Well, I was still in the mood for reading horror novels and, a day or two before I wrote this review, I suddenly remembered that I had a copy of “Last Rites” by Shaun Hutson.
Back in 2009, I’d been out shopping when I had noticed that there was a new Shaun Hutson novel in the bookshop. Needless to say, I bought a new hardback copy of it there and then (something I’ve only done with maybe four or five books before). And then, for some completely unknown reason, I never got round to reading it. For almost a decade. So, yes, this review is long overdue.
So, let’s take a look at “Last Rites”. Needless to say, this review will contain some SPOILERS.
The novel begins with a mysterious description of a man walking through a tunnel. Then, the story moves to North London where a teacher called Peter Mason is being brutally beaten in the street by a group of five young hooligans. They flee, leaving him for dead, but he is taken to hospital and, after being comatose for several days, he finds that he luckily has no serious lasting physical injuries from his ordeal.
Whilst all of this is going on, creepy things are happening in the Buckinghamshire town of Walston. The local church has been desecrated, several animals have been killed in bizarre ways and there is a spate of mysterious suicides amongst the town’s youth.
Suffering from panic attacks after he has been discharged from hospital, Peter Mason realises that he can’t stay in London any longer. So, he applies for several teaching jobs outside the city. To his delight, he is offered an interview at a prestigious private boarding school in the quiet, bucolic rural town of Walston…
One of the first things that I will say is that this is a Shaun Hutson novel. It has all of the grittiness, compelling storytelling and intense horror that you would expect, although it is a considerably bleaker and more depressing novel than I’d expected.
Yes, it could be because it’s been a while since I read a more contemporary Hutson novel (the only other Hutson novel I’ve read within the past few years was from the 1980s) and I’d forgotten just how bleak and cynical they can be, but it really caught me by surprise. It probably didn’t help that I binge-read most of the book in a single evening.
I should probably start by talking about the horror elements in this novel. After all, it is a horror novel and it is a very effective one at that! But, surprisingly, there is relatively little of the over-the-top splatterpunk horror that you would traditionally expect from a Shaun Hutson novel.

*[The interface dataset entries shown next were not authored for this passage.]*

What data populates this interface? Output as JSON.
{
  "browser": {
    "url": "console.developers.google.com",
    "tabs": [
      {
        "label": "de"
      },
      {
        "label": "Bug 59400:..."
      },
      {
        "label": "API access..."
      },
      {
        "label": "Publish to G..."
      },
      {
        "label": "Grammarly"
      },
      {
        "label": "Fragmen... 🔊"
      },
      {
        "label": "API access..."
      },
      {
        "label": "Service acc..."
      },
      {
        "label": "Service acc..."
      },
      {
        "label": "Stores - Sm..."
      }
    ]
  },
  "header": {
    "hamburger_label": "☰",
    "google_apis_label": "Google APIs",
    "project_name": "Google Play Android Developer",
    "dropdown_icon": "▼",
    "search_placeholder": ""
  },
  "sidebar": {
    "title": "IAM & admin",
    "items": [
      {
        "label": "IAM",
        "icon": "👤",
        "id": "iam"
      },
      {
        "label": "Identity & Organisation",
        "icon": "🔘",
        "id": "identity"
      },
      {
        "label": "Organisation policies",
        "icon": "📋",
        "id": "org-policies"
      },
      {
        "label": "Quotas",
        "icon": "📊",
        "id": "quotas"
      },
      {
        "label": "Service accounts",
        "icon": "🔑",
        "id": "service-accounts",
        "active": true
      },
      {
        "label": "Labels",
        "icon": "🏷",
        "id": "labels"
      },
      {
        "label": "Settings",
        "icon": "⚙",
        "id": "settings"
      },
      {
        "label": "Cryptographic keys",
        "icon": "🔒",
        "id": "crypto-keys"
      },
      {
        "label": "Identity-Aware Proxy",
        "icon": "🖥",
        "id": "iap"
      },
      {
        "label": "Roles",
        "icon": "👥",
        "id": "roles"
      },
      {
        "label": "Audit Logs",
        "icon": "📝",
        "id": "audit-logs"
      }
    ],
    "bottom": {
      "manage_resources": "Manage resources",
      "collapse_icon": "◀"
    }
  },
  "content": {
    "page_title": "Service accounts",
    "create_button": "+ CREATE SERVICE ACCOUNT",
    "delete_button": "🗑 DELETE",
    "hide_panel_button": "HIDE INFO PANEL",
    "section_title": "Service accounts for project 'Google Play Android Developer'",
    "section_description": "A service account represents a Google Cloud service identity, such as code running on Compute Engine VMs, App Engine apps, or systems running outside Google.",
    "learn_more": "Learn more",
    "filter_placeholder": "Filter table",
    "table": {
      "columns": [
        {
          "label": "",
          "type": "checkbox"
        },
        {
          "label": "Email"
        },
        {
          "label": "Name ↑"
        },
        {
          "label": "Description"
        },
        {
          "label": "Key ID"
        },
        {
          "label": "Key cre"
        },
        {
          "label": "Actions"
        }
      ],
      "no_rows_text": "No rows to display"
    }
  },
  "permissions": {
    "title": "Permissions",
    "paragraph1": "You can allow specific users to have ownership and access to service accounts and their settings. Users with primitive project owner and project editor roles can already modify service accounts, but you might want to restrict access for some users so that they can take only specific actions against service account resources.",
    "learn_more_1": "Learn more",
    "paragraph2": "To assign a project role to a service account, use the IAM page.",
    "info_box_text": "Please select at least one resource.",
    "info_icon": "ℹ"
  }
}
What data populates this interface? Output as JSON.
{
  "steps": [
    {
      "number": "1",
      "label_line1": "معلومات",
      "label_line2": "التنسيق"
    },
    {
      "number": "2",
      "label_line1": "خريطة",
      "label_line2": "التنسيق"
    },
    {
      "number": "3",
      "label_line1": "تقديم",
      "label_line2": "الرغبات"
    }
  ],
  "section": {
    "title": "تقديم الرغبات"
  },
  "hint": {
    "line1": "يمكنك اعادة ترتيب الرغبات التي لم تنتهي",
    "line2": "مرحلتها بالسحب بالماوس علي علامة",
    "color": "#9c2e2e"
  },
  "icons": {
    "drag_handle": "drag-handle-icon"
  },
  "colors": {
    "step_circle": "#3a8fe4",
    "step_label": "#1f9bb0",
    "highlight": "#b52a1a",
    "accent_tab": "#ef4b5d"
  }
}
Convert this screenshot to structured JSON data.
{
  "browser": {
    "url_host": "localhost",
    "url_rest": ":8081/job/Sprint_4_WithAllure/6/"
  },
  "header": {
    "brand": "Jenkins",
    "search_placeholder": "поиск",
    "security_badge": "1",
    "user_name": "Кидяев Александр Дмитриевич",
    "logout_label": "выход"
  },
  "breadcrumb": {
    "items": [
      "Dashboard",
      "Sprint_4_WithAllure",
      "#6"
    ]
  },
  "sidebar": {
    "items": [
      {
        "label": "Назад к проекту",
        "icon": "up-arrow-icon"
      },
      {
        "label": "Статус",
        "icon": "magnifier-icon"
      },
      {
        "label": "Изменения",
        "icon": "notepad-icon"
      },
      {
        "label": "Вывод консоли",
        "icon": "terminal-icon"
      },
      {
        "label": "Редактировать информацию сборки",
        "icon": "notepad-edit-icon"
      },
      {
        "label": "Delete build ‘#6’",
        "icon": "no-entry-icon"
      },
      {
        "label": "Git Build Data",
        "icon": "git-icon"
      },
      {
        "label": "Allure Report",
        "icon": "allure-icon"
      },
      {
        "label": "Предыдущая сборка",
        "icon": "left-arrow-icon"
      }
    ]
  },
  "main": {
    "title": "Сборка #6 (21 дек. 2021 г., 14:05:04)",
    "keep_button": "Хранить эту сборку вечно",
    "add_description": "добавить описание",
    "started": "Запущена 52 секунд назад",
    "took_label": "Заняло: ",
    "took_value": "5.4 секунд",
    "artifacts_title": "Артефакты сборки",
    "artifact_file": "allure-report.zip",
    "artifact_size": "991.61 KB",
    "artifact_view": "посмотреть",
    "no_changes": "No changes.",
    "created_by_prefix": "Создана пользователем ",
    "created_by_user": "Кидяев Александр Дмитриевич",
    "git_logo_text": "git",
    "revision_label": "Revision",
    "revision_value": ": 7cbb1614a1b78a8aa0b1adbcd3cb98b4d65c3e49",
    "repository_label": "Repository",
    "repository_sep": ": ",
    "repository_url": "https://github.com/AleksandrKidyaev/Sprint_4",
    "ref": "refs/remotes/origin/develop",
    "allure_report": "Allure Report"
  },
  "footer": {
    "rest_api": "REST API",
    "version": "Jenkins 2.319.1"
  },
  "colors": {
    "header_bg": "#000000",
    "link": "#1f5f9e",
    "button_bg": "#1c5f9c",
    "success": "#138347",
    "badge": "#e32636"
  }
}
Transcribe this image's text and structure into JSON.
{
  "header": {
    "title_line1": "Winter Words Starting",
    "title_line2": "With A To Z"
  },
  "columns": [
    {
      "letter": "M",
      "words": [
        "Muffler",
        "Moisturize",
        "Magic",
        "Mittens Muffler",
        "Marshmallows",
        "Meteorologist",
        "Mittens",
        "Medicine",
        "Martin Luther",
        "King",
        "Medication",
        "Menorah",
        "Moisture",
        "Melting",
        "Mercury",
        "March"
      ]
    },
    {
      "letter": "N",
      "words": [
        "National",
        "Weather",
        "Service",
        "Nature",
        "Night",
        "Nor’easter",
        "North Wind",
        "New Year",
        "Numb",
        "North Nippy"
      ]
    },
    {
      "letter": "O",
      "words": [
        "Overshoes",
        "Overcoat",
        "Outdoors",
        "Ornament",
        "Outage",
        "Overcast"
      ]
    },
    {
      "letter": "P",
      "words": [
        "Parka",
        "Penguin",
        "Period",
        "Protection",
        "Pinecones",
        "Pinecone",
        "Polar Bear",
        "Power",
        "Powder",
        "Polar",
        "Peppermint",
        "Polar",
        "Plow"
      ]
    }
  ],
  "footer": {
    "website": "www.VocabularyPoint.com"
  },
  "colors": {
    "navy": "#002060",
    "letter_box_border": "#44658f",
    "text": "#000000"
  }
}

Yes, the novel certainly has a few grisly moments but, by Shaun Hutson standards, they’re very tame. Seriously, I’ve seen horror movies that are gorier than this novel!
Yet, whilst this novel contains relatively little gory horror, it contains pretty much every other type of horror under the sun. Amongst other things, there is suspenseful horror, bleak horror, medical horror, sexual horror, crime horror, psychological horror, implied horror, realistic horror, atmospheric horror, bullying horror, claustrophobic horror, social horror, bereavement horror, tragic horror, occult horror etc… And all of these different types of horror are considerably creepier and more disturbing than the gallons of gore you’d traditionally expect to see in a Shaun Hutson novel.
So, yes, this is a grim, disturbing horror novel that does it’s job perhaps too well. Literally the only relief from the horror (and perhaps my only criticism of the novel’s horror elements) is the slightly ludicrous twist ending. Yes, some parts of it are brilliantly foreshadowed and the final chapter has a chilling sting in it’s tail. But, as a payoff for the nail-bitingly gripping and chillingly disturbing suspense throughout the novel, the ending comes up a little short. The mystery is far scarier than the answer to it.
However, the ending seems more like a formality than anything else. The rest of the novel is this incredibly gripping thing that just begs you to binge-read it. This novel is written and structured much more like a thriller novel than anything else (probably a side-effect of all of the brilliantly intense action thriller novels that Hutson wrote during the 1990s and early-mid 2000s) and this works really well.
Whilst the third-person narration includes some traditional Hutson flourishes (eg: the words “cleft” and “liquescent” appear, albeit separately), the story’s thriller-style elements include short chapters (that keep you wanting to read “just one more”), a very compelling mystery and a grittier and more matter-of-fact style narration that really helps to make the story more intense and fast-paced. Even though this novel is about 338 pages long, it’ll probably take you as long to read as a 200-250 page book would.
All in all, “Last Rites” is an incredibly chilling – and gripping – horror novel. Yes, it’s depressing as hell and it probably isn’t for the prudish. Yes, the ending is a little anticlimactic too. But, it is the kind of book that will pretty much make you binge-read the whole thing out of grim fascination. It is intense, it is disturbing, it is gripping. It is a Shaun Hutson novel.
If I had to give it a rating out of five, it would get a four.